◆ Your task ◆
Please find all lines containing "text" in the listing below and copy them.

◆ Input data ◆
--*--

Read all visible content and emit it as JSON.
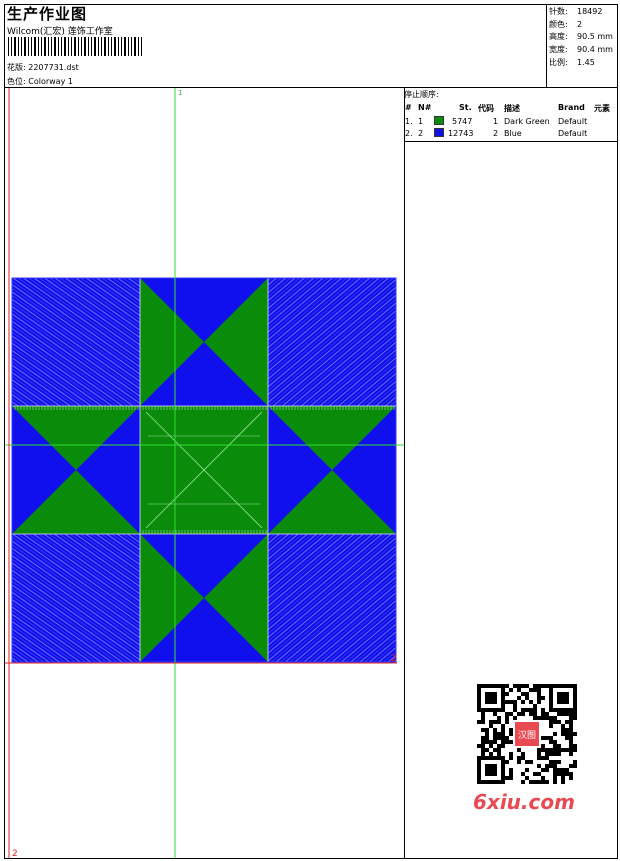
{
  "header": {
    "title": "生产作业图",
    "studio": "Wilcom(汇宏) 莲饰工作室",
    "design_label": "花版:",
    "design_file": "2207731.dst",
    "color_label": "色位:",
    "colorway": "Colorway 1"
  },
  "stats": [
    {
      "label": "针数:",
      "value": "18492"
    },
    {
      "label": "颜色:",
      "value": "2"
    },
    {
      "label": "高度:",
      "value": "90.5 mm"
    },
    {
      "label": "宽度:",
      "value": "90.4 mm"
    },
    {
      "label": "比例:",
      "value": "1.45"
    }
  ],
  "stop_sequence": {
    "title": "停止顺序:",
    "columns": [
      "#",
      "N#",
      "St.",
      "代码",
      "描述",
      "Brand",
      "元素"
    ],
    "rows": [
      {
        "index": "1.",
        "n": "1",
        "color": "#0a8c0a",
        "stitches": "5747",
        "code": "1",
        "description": "Dark Green",
        "brand": "Default"
      },
      {
        "index": "2.",
        "n": "2",
        "color": "#1010ee",
        "stitches": "12743",
        "code": "2",
        "description": "Blue",
        "brand": "Default"
      }
    ]
  },
  "canvas": {
    "marker_top": "1",
    "marker_right": "2",
    "marker_bottom": "2",
    "colors": {
      "green": "#0a8c0a",
      "blue": "#1010ee",
      "guide_green": "#33dd33",
      "guide_red": "#dd2222"
    }
  },
  "watermark": {
    "text": "6xiu.com",
    "stamp": "汉图",
    "color": "#e94a52"
  }
}
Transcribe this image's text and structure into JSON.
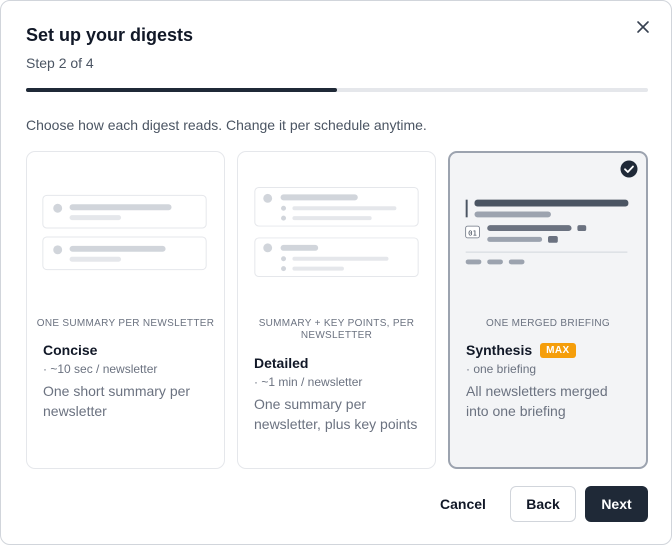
{
  "dialog": {
    "title": "Set up your digests",
    "step": "Step 2 of 4",
    "progress": 0.5,
    "description": "Choose how each digest reads. Change it per schedule anytime."
  },
  "modes": [
    {
      "tag": "ONE SUMMARY PER NEWSLETTER",
      "name": "Concise",
      "meta": "· ~10 sec / newsletter",
      "desc": "One short summary per newsletter",
      "selected": false
    },
    {
      "tag": "SUMMARY + KEY POINTS, PER NEWSLETTER",
      "name": "Detailed",
      "meta": "· ~1 min / newsletter",
      "desc": "One summary per newsletter, plus key points",
      "selected": false
    },
    {
      "tag": "ONE MERGED BRIEFING",
      "name": "Synthesis",
      "badge": "MAX",
      "meta": "· one briefing",
      "desc": "All newsletters merged into one briefing",
      "illustration_number": "01",
      "selected": true
    }
  ],
  "footer": {
    "cancel_label": "Cancel",
    "back_label": "Back",
    "next_label": "Next"
  },
  "colors": {
    "primary": "#1f2937",
    "badge": "#f59e0b",
    "selected_bg": "#f3f4f6",
    "selected_border": "#9ca3af"
  },
  "icons": {
    "close": "close-icon",
    "check": "check-circle-icon"
  }
}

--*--

◆ Exercise response ◆
    "text": "6xiu.com",
Transcribe this image's text and structure into JSON.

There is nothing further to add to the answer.